With ten minutes to go the audience was getting settled in, I was halfway through a bottle of decent red, and attention was starting to turn to the cellar’s modest stage. I wondered at that point if I was the only person who knew that half the band was missing. Drums and piano were set up and in place, but where the piles of bass gear and guitars should have been there was nothing but nothing.

Thankfully a flurry of activity brought the missing musicians through the doors at the last moment: Luboš and bassist “Wimpy” Tichota had been gigging elsewhere during the afternoon, and had got caught up in the traffic jams that can sometimes snarl the roads back to Prague. A few relieved looks were shared, and amps and cables hurriedly dropped into place. So for half the band this was the second gig of the day, coming after a frustrating car journey, and with a delayed start. Not quite the perfect scenario.

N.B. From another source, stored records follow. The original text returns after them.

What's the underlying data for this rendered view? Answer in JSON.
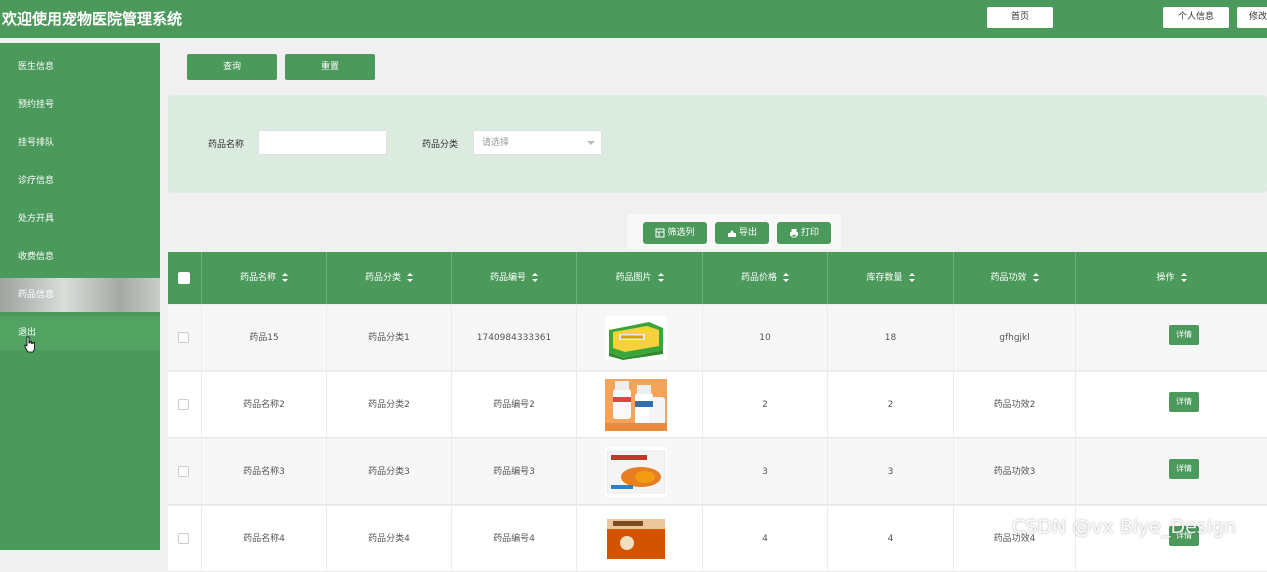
{
  "header": {
    "title": "欢迎使用宠物医院管理系统",
    "home_label": "首页",
    "profile_label": "个人信息",
    "modify_label": "修改"
  },
  "sidebar": {
    "items": [
      {
        "label": "医生信息"
      },
      {
        "label": "预约挂号"
      },
      {
        "label": "挂号排队"
      },
      {
        "label": "诊疗信息"
      },
      {
        "label": "处方开具"
      },
      {
        "label": "收费信息"
      },
      {
        "label": "药品信息"
      },
      {
        "label": "退出"
      }
    ]
  },
  "toolbar": {
    "query_label": "查询",
    "reset_label": "重置"
  },
  "search": {
    "name_label": "药品名称",
    "name_value": "",
    "category_label": "药品分类",
    "category_placeholder": "请选择"
  },
  "actions": {
    "filter_label": "筛选列",
    "export_label": "导出",
    "print_label": "打印"
  },
  "table": {
    "columns": [
      "药品名称",
      "药品分类",
      "药品编号",
      "药品图片",
      "药品价格",
      "库存数量",
      "药品功效",
      "操作"
    ],
    "detail_label": "详情",
    "rows": [
      {
        "name": "药品15",
        "category": "药品分类1",
        "code": "1740984333361",
        "price": "10",
        "stock": "18",
        "effect": "gfhgjkl"
      },
      {
        "name": "药品名称2",
        "category": "药品分类2",
        "code": "药品编号2",
        "price": "2",
        "stock": "2",
        "effect": "药品功效2"
      },
      {
        "name": "药品名称3",
        "category": "药品分类3",
        "code": "药品编号3",
        "price": "3",
        "stock": "3",
        "effect": "药品功效3"
      },
      {
        "name": "药品名称4",
        "category": "药品分类4",
        "code": "药品编号4",
        "price": "4",
        "stock": "4",
        "effect": "药品功效4"
      }
    ]
  },
  "watermark": "CSDN @vx Biye_Design",
  "colors": {
    "primary": "#4b9a5c",
    "panel": "#dcebe0"
  }
}
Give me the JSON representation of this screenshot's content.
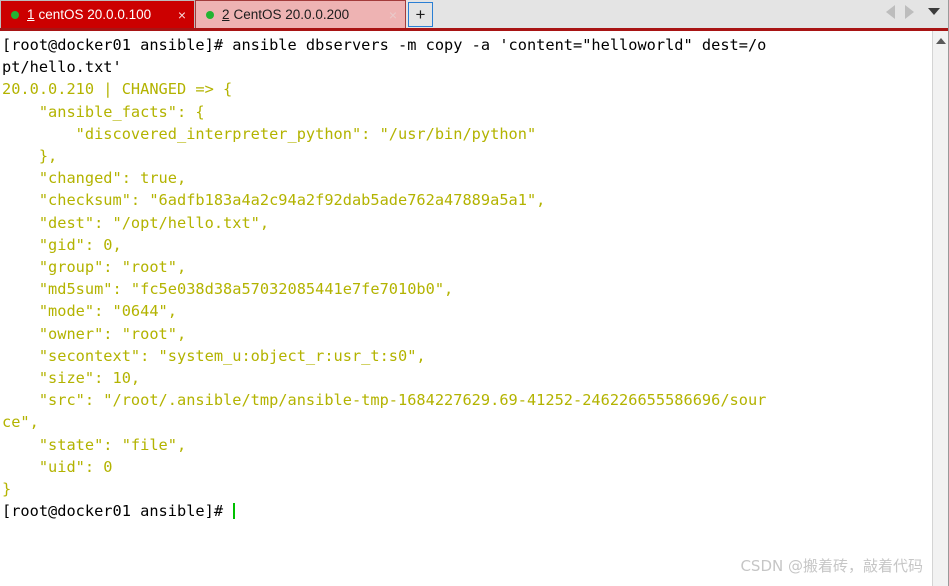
{
  "tabbar": {
    "tabs": [
      {
        "number": "1",
        "title": "centOS 20.0.0.100",
        "close_label": "×",
        "status_icon": "green-dot",
        "active": true
      },
      {
        "number": "2",
        "title": "CentOS 20.0.0.200",
        "close_label": "×",
        "status_icon": "green-dot",
        "active": false
      }
    ],
    "new_tab_label": "+",
    "nav_prev_icon": "triangle-left-icon",
    "nav_next_icon": "triangle-right-icon",
    "nav_menu_icon": "caret-down-icon",
    "active_tab_bg": "#cc0000",
    "inactive_tab_bg": "#eeb3b3",
    "accent_line": "#a81414"
  },
  "terminal": {
    "prompt": "[root@docker01 ansible]#",
    "command_line_1": "[root@docker01 ansible]# ansible dbservers -m copy -a 'content=\"helloworld\" dest=/o",
    "command_line_2": "pt/hello.txt'",
    "output_lines": [
      "20.0.0.210 | CHANGED => {",
      "    \"ansible_facts\": {",
      "        \"discovered_interpreter_python\": \"/usr/bin/python\"",
      "    },",
      "    \"changed\": true,",
      "    \"checksum\": \"6adfb183a4a2c94a2f92dab5ade762a47889a5a1\",",
      "    \"dest\": \"/opt/hello.txt\",",
      "    \"gid\": 0,",
      "    \"group\": \"root\",",
      "    \"md5sum\": \"fc5e038d38a57032085441e7fe7010b0\",",
      "    \"mode\": \"0644\",",
      "    \"owner\": \"root\",",
      "    \"secontext\": \"system_u:object_r:usr_t:s0\",",
      "    \"size\": 10,",
      "    \"src\": \"/root/.ansible/tmp/ansible-tmp-1684227629.69-41252-246226655586696/sour",
      "ce\",",
      "    \"state\": \"file\",",
      "    \"uid\": 0",
      "}"
    ],
    "final_prompt": "[root@docker01 ansible]# ",
    "cmd_color": "#000000",
    "output_color": "#b3b300",
    "cursor_color": "#00c000",
    "background": "#ffffff"
  },
  "scrollbar": {
    "up_arrow_icon": "caret-up-icon"
  },
  "watermark": {
    "text": "CSDN @搬着砖，敲着代码"
  }
}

One of the enjoyable things about many bands that play on this scene, including of course the LAG, is that they are still willing to push it. They are all expert musicians, and it would be easy enough for them to go out and perform a perfectly prepared repertory show with not a note out of place and all the vigour of a corpse. There is no need for them to actually break into a sweat. However, that is certainly what this outfit doesn’t do, and their opening Duke Ellington salvo was delivered with force and aggression, instantly removing any grumbles that could have been brewing in the minds of the punters. It was worth the wait, and you could sense the joint approval as each of the four men took a hefty solo before the band snatched it all back together again.

Andršt originals such as “Song for Saxophone Joe” and “La Bodiguita del Medio” got a full workout; the latter being a high-energy romp with the band wheeling and sparking like madmen over clattering Cuban rhythms. Pianist Ondřej Kabrna played with particular ferocity, hammering out the melodic patterns with total commitment, seemingly on the very far edge of control. This triumphant crescendo is always warmly received, with the small cellar space hardly seeming big enough to contain the wide spectrum of sound produced.

Luboš was his normal brilliant self on guitar; a standard that is always expected and always met. His work is notable for its wide variety of sounds, incorporating blues, jazz, and also heavy shades of rock where required. Genre-spanning and unpredictable, he is a musician with depth to call upon. It is that variety, coupled with his talents as a composer and arranger, that places him in the very top rank of European musicians. The legendary BB King respected him enough to want to play with him on stage, and that is about as high as recommendations come.

The set had evolved since I last saw this outfit, with the incorporation of the crunching “Hoochie Coochie Man” instrumental section as normally played with Michal Prokop’s Framus Five. There were also changes in the extended medley that traditionally occupies a large chunk of the second set, with themes being expanded and extemporised upon by the whole group.

Drummer and AghaRTA bossman Michal Hejna was the compere for the night, introducing the songs, the band, and quite often an element of humour. With a particular flair for Latin rhythms, his work on the traps is an integral part of this live outfit. Playing later than normal in order to make up for the delayed start, he made sure that nobody left his club feeling short-changed. It was a nice touch, but in truth not required. The LAG pack more music into a single set than some outfits manage in a lifetime. Like a hearty meal they leave you with an appetite for more in the future, but for now you are just fine.